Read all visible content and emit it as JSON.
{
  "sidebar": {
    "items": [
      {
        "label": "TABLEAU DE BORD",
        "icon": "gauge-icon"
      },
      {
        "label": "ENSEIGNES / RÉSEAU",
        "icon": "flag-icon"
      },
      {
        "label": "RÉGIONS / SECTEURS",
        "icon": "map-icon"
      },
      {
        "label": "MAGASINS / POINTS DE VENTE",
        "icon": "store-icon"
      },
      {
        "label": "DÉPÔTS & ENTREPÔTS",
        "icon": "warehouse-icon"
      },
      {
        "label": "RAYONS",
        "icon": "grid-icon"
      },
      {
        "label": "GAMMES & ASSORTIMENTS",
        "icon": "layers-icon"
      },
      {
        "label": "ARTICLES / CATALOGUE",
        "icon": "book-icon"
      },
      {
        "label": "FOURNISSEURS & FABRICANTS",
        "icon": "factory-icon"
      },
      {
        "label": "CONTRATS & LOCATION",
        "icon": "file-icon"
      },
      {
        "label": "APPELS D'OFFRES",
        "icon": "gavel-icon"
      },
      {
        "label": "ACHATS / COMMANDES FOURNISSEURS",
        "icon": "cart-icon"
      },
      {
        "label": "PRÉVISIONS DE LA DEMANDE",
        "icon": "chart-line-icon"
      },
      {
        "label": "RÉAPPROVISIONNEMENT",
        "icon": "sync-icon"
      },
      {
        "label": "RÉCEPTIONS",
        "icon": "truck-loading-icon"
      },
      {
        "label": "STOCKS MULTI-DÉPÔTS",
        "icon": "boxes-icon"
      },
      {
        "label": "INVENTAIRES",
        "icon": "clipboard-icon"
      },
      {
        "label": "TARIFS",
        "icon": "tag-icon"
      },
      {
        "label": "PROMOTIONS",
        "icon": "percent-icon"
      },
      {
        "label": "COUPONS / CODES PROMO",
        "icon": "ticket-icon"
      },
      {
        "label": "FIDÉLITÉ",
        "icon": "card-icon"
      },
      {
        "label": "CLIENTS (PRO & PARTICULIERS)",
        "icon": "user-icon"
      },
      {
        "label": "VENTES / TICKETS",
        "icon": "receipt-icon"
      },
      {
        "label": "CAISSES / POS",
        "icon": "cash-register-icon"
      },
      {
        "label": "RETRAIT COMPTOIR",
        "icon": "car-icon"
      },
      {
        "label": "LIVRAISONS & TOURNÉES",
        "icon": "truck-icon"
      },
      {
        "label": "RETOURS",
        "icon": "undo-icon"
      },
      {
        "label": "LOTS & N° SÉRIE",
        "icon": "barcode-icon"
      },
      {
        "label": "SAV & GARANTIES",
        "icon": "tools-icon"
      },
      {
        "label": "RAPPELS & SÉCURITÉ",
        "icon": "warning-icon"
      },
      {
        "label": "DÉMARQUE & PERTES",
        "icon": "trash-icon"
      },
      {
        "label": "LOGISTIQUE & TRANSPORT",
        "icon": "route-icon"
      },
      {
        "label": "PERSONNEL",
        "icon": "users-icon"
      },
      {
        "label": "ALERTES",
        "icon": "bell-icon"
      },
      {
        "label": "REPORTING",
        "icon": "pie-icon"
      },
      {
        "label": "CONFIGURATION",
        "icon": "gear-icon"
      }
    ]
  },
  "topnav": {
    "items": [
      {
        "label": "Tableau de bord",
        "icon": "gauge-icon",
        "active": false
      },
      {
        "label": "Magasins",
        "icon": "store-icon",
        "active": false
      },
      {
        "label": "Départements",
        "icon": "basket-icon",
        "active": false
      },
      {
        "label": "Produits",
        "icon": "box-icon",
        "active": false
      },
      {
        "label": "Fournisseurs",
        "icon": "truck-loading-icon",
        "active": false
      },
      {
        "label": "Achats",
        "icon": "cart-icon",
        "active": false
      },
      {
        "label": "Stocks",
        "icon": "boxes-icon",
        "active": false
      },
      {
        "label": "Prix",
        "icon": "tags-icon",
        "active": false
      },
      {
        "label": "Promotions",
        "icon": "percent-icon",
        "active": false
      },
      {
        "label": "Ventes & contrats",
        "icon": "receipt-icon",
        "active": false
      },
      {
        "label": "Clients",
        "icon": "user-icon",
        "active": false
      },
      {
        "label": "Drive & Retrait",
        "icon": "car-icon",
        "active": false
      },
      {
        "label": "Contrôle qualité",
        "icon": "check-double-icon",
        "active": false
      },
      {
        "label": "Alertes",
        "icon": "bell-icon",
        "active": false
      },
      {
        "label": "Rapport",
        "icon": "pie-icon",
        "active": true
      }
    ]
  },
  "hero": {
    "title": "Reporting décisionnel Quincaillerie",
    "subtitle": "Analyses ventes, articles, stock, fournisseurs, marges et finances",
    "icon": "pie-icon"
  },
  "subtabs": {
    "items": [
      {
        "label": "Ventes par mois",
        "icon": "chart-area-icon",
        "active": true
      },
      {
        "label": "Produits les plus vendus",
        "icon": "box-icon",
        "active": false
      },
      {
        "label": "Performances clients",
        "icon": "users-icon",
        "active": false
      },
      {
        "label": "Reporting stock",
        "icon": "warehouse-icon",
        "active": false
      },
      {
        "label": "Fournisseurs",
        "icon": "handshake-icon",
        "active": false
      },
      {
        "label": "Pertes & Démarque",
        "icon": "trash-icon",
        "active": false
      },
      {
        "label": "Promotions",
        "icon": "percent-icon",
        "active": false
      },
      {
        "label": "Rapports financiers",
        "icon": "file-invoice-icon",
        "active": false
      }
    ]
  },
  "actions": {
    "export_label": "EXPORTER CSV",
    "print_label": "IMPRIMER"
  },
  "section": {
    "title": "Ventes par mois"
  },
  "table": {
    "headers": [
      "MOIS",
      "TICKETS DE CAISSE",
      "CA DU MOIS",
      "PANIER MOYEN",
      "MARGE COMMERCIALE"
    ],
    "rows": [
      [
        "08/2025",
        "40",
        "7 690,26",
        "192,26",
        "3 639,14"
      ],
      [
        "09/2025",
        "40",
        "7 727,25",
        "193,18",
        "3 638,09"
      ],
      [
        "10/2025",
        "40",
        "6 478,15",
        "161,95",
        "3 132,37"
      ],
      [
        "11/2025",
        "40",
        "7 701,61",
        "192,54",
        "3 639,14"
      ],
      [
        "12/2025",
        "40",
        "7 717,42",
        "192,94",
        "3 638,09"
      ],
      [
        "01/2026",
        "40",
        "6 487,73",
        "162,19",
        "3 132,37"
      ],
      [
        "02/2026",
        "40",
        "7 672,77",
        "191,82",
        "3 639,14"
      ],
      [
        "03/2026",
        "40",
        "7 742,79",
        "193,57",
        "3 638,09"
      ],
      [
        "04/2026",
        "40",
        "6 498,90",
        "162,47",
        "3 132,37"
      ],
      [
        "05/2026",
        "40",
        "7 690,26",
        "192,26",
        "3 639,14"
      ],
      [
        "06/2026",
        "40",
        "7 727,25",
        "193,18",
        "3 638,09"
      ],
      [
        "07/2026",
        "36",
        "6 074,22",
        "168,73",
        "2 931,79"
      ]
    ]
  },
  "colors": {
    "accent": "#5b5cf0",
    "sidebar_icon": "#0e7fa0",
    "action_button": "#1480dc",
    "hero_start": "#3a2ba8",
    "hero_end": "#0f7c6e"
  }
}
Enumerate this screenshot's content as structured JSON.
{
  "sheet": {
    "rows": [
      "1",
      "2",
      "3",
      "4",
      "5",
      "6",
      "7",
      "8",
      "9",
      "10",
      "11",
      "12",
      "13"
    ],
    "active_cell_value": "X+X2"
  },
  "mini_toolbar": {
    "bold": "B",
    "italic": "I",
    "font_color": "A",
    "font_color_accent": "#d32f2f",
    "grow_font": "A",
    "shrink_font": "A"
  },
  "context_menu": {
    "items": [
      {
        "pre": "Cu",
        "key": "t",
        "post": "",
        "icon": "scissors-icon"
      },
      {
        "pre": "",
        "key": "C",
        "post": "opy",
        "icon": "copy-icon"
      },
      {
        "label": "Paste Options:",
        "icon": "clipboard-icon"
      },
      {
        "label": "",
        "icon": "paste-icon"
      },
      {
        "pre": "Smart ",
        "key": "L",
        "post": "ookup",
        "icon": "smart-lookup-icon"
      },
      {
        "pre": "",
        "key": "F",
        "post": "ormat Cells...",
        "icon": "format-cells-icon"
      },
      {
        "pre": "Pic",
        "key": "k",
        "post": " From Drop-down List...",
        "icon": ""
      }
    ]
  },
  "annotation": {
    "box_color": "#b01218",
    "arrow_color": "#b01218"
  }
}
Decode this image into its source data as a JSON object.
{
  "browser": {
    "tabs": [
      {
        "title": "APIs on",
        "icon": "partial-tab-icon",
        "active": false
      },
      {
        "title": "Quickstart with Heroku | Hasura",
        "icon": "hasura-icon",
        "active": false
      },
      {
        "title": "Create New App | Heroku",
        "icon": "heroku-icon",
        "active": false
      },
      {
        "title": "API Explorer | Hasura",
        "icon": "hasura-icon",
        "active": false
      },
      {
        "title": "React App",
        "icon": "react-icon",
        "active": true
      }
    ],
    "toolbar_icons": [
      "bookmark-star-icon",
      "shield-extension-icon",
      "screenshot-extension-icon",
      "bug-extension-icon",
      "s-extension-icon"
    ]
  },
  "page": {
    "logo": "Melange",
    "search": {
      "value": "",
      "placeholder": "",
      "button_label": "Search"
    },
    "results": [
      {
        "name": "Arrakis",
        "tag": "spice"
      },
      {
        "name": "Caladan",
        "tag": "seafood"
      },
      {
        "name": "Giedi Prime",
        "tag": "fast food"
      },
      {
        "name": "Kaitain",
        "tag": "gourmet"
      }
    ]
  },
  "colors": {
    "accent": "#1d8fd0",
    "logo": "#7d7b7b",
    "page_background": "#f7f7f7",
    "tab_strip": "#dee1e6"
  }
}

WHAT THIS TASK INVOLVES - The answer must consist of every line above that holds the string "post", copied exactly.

TASK ANSWER -
        "post": "",
        "post": "opy",
        "post": "ookup",
        "post": "ormat Cells...",
        "post": " From Drop-down List...",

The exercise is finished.